I believe that sustainable organic agricultural methods are successful ways to bring more beginning farmers on the land and start the process of re-building some of our rural communities. Six weeks into my new role, I have spent a great deal of my time reaching out to people in the industry, learning the ebb and flow of all that we do at this Institute and how we fit into the sustainable/organic community. I’ve attended the EcoFarm Conference in California and the Grassworks Grazing Conference in the Dells where it was great to see old friends and make many new ones. Twice, I have had the enjoyment and honor of spending time with our sole remaining founder, Christopher Mann, and I look forward to more discussions with him. I am grateful for his lifelong passion for Organic/Biodynamic systems that promote soil health, increased organic matter, and naturally formed nutrients that remain in the soil profile to build sustainable agriculture farming practices.

If you are planning to attend the MOSES Organic Farming Conference in La Crosse at the end of February, please stop by our booth in the Exhibit Hall. The MFAI staff and I look forward seeing you and discussing organic agriculture and/or answering any questions you may have. We appreciate your continued interest and support of Michael Fields Agricultural Institute and our mission to grow sustainable organic communities.

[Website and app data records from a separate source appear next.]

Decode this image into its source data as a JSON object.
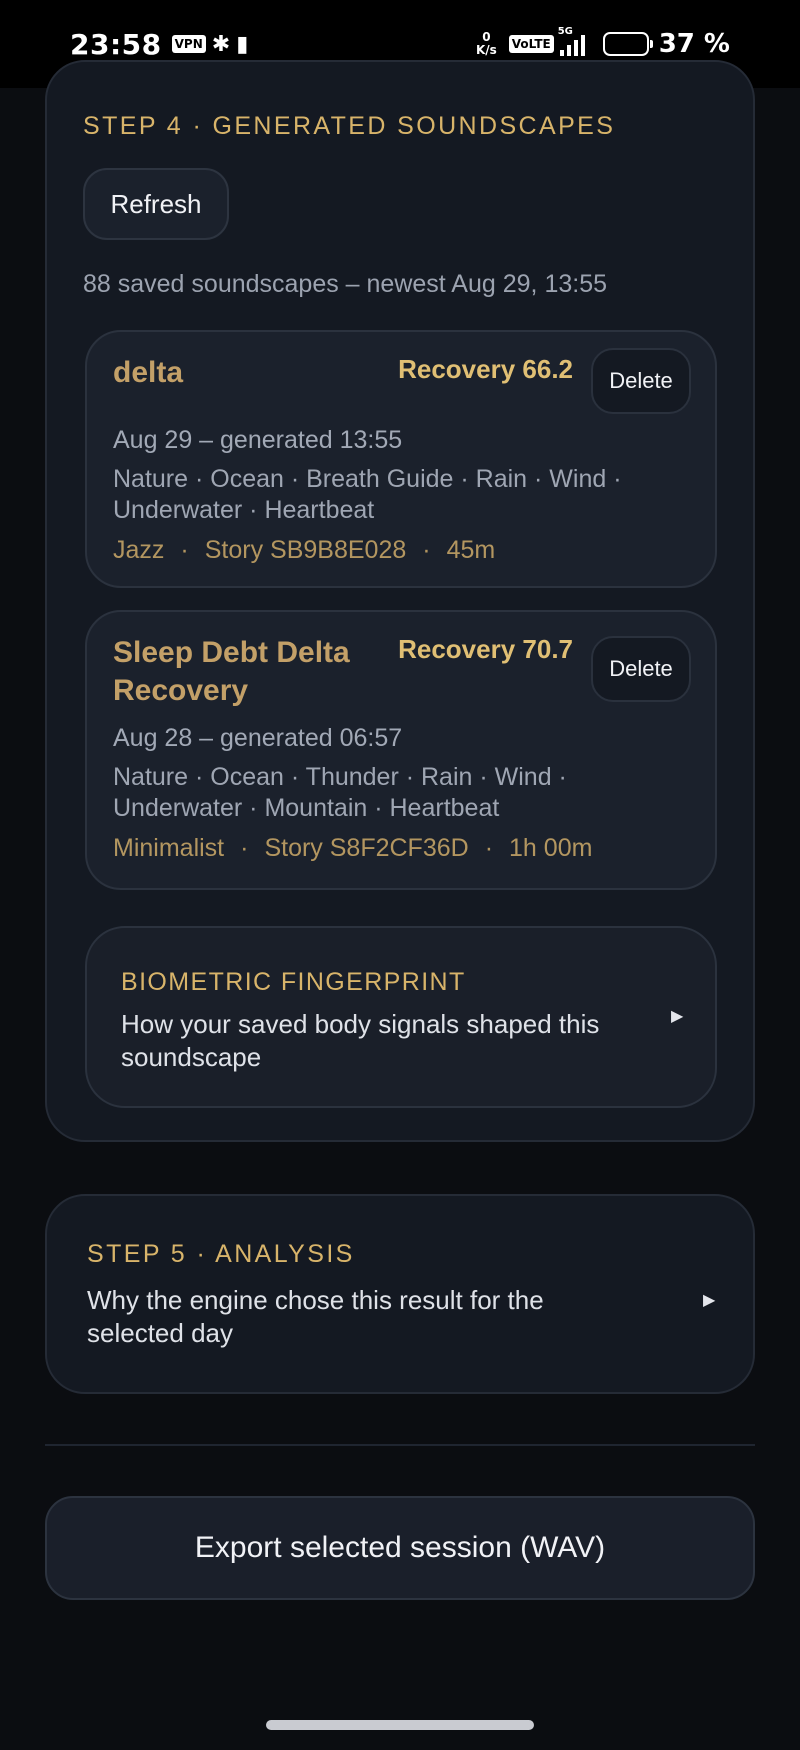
{
  "status_bar": {
    "time": "23:58",
    "vpn": "VPN",
    "speed_value": "0",
    "speed_unit": "K/s",
    "volte": "VoLTE",
    "network": "5G",
    "battery_percent": "37 %",
    "battery_level": 0.37
  },
  "step4": {
    "title": "STEP 4 · GENERATED SOUNDSCAPES",
    "refresh_label": "Refresh",
    "summary": "88 saved soundscapes – newest Aug 29, 13:55",
    "soundscapes": [
      {
        "title": "delta",
        "recovery": "Recovery 66.2",
        "delete_label": "Delete",
        "date": "Aug 29 – generated 13:55",
        "tags": "Nature · Ocean · Breath Guide · Rain · Wind · Underwater · Heartbeat",
        "genre": "Jazz",
        "story": "Story SB9B8E028",
        "duration": "45m"
      },
      {
        "title": "Sleep Debt Delta Recovery",
        "recovery": "Recovery 70.7",
        "delete_label": "Delete",
        "date": "Aug 28 – generated 06:57",
        "tags": "Nature · Ocean · Thunder · Rain · Wind · Underwater · Mountain · Heartbeat",
        "genre": "Minimalist",
        "story": "Story S8F2CF36D",
        "duration": "1h 00m"
      }
    ],
    "biometric": {
      "title": "BIOMETRIC FINGERPRINT",
      "description": "How your saved body signals shaped this soundscape"
    }
  },
  "step5": {
    "title": "STEP 5 · ANALYSIS",
    "description": "Why the engine chose this result for the selected day"
  },
  "export_label": "Export selected session (WAV)",
  "colors": {
    "accent_gold": "#d8b46a",
    "background": "#0b0d11",
    "card": "#141922"
  }
}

Perry Brown, Executive Director
Michael Fields Agricultural Institute